You will truly enjoy shutting the doors on the Freestyle, which shut with a very reassuring ‘thud’ sound. The cars build quality is solid and it isn’t prone to rattle. There’s more room in the back seat of the Freestyle too, while the infotainment system which now uses Ford Sync 3 technology is much better than the Maruti Suzuki touchscreen. The rest of the centre console though isn’t as sporty as the one on the Swift and doesn’t have the same youthful appeal either. Overall, quality is good and a touch ahead the Swift too.
The Swift redeems itself with brilliant front seat comfort. The seats offer very good cushioning and are neither too soft nor firm. The side bolsters on them get them extra points. Back seat comfort is good too, and the Swift has ample room inside the cabin as well.
In terms of overall boot space, it’s really neck and neck between the two.
Engine, performance and gearbox
Both cars come with diesel and petrol options. We will focus on the petrols here. Both get a 1.2-litre petrol engine but the Ford uses a turbo and only has three cylinders compared to four on the Swift. In terms of performance, its hard to pick a winner. Both cars love to rev and both are very responsive as well. The Ford understandably suffers from some turbo lag but once the turbo spools in the engine can rev happily to 6,500rpm, which is its redline.
The Swift has a nice and linear power curve but it’s the top end where all the fun is at. Hit the limiter and you will enjoy the thrills.
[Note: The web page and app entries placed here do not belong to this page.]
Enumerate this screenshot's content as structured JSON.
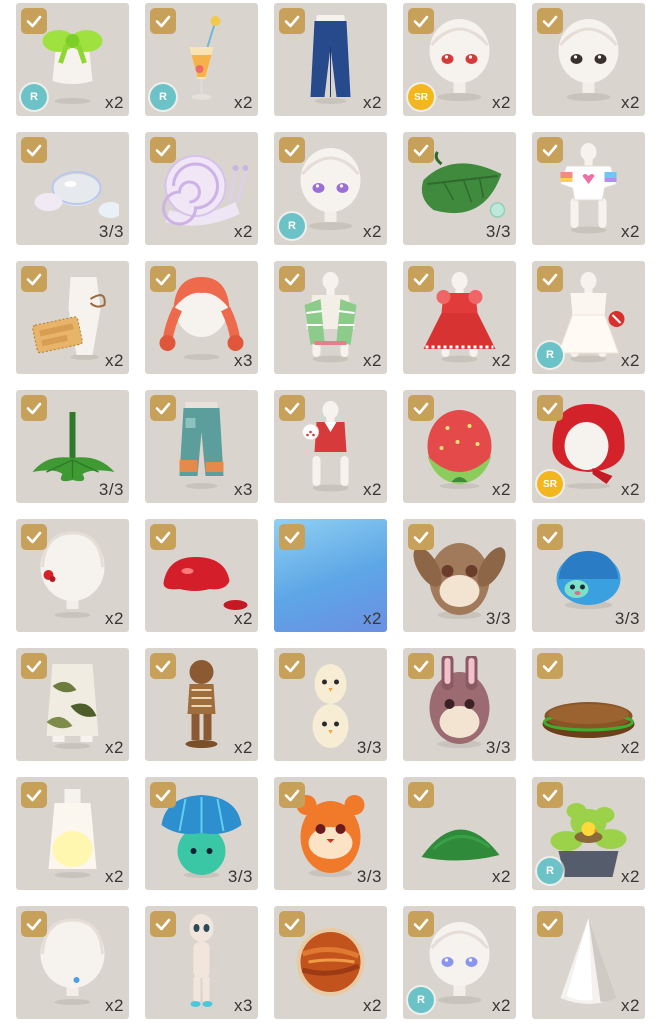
{
  "colors": {
    "tile_bg": "#d9d5ce",
    "check_bg": "#c7a05a",
    "rarity_r": "#6cc3c7",
    "rarity_sr": "#f2b61f",
    "quantity_text": "#3a3632"
  },
  "items": [
    {
      "icon": "green-bow-top-icon",
      "qty": "x2",
      "rarity": "R",
      "checked": true
    },
    {
      "icon": "cocktail-glass-icon",
      "qty": "x2",
      "rarity": "R",
      "checked": true
    },
    {
      "icon": "blue-jeans-icon",
      "qty": "x2",
      "rarity": "",
      "checked": true
    },
    {
      "icon": "red-eyes-face-icon",
      "qty": "x2",
      "rarity": "SR",
      "checked": true
    },
    {
      "icon": "dark-eyes-face-icon",
      "qty": "x2",
      "rarity": "",
      "checked": true
    },
    {
      "icon": "bubbles-icon",
      "qty": "3/3",
      "rarity": "",
      "checked": true
    },
    {
      "icon": "pearl-snail-icon",
      "qty": "x2",
      "rarity": "",
      "checked": true
    },
    {
      "icon": "purple-eyes-face-icon",
      "qty": "x2",
      "rarity": "R",
      "checked": true
    },
    {
      "icon": "leaf-with-dewdrop-icon",
      "qty": "3/3",
      "rarity": "",
      "checked": true
    },
    {
      "icon": "rainbow-heart-tee-icon",
      "qty": "x2",
      "rarity": "",
      "checked": true
    },
    {
      "icon": "strawberry-jam-tag-icon",
      "qty": "x2",
      "rarity": "",
      "checked": true
    },
    {
      "icon": "red-pigtails-hair-icon",
      "qty": "x3",
      "rarity": "",
      "checked": true
    },
    {
      "icon": "green-plaid-top-icon",
      "qty": "x2",
      "rarity": "",
      "checked": true
    },
    {
      "icon": "red-gingham-dress-icon",
      "qty": "x2",
      "rarity": "",
      "checked": true
    },
    {
      "icon": "white-ruffle-dress-icon",
      "qty": "x2",
      "rarity": "R",
      "checked": true
    },
    {
      "icon": "green-leaf-collar-icon",
      "qty": "3/3",
      "rarity": "",
      "checked": true
    },
    {
      "icon": "teal-patchwork-pants-icon",
      "qty": "x3",
      "rarity": "",
      "checked": true
    },
    {
      "icon": "red-vest-top-icon",
      "qty": "x2",
      "rarity": "",
      "checked": true
    },
    {
      "icon": "strawberry-egg-icon",
      "qty": "x2",
      "rarity": "",
      "checked": true
    },
    {
      "icon": "red-hood-icon",
      "qty": "x2",
      "rarity": "SR",
      "checked": true
    },
    {
      "icon": "white-hair-red-clip-icon",
      "qty": "x2",
      "rarity": "",
      "checked": true
    },
    {
      "icon": "red-jam-splash-icon",
      "qty": "x2",
      "rarity": "",
      "checked": true
    },
    {
      "icon": "blue-water-background-icon",
      "qty": "x2",
      "rarity": "",
      "checked": true
    },
    {
      "icon": "brown-bunny-pet-icon",
      "qty": "3/3",
      "rarity": "",
      "checked": true
    },
    {
      "icon": "blue-hedgehog-pet-icon",
      "qty": "3/3",
      "rarity": "",
      "checked": true
    },
    {
      "icon": "leaf-print-skirt-icon",
      "qty": "x2",
      "rarity": "",
      "checked": true
    },
    {
      "icon": "wooden-doll-figure-icon",
      "qty": "x2",
      "rarity": "",
      "checked": true
    },
    {
      "icon": "twin-chick-eggs-icon",
      "qty": "3/3",
      "rarity": "",
      "checked": true
    },
    {
      "icon": "purple-bunny-egg-icon",
      "qty": "3/3",
      "rarity": "",
      "checked": true
    },
    {
      "icon": "wooden-round-stage-icon",
      "qty": "x2",
      "rarity": "",
      "checked": true
    },
    {
      "icon": "white-glow-dress-icon",
      "qty": "x2",
      "rarity": "",
      "checked": true
    },
    {
      "icon": "teal-mushroom-pet-icon",
      "qty": "3/3",
      "rarity": "",
      "checked": true
    },
    {
      "icon": "orange-hamster-pet-icon",
      "qty": "3/3",
      "rarity": "",
      "checked": true
    },
    {
      "icon": "grass-mound-icon",
      "qty": "x2",
      "rarity": "",
      "checked": true
    },
    {
      "icon": "chick-nest-plant-icon",
      "qty": "x2",
      "rarity": "R",
      "checked": true
    },
    {
      "icon": "white-hair-blue-clip-icon",
      "qty": "x2",
      "rarity": "",
      "checked": true
    },
    {
      "icon": "pale-alien-figure-icon",
      "qty": "x3",
      "rarity": "",
      "checked": true
    },
    {
      "icon": "orange-planet-icon",
      "qty": "x2",
      "rarity": "",
      "checked": true
    },
    {
      "icon": "blue-eyes-face-icon",
      "qty": "x2",
      "rarity": "R",
      "checked": true
    },
    {
      "icon": "white-cone-icon",
      "qty": "x2",
      "rarity": "",
      "checked": true
    }
  ]
}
Power delivery on both cars is adequate and you will rarely feel the need for more power, especially on the highway.
Both cars also possess sporty gearboxes and light clutches too. The throws are accurate for the most part and crisp too.
Ride and handling
The steering on both cars are overtly light. Though accurate they don’t have that direct feel that some rivals have. The Ford though offers a bit more feel than the Swift, more so through bends and sharp turns. The Swift seems to be ideal for town travel with its super light and feel less steering.
In terms of suspension set up both cars will allow some bumps at slow speeds to enter the cabin thanks to their stiff setups but both will feel well planted as speeds increase.
The Swift is a proven product and has very strong fan following for a reason. The Freestyle on the other end is a unique take on what a hatchback can offer. Its small car practicality and running costs along with its SUV-like presence and sedan like space means that it’s definitely worth a second look at a Ford dealer near you.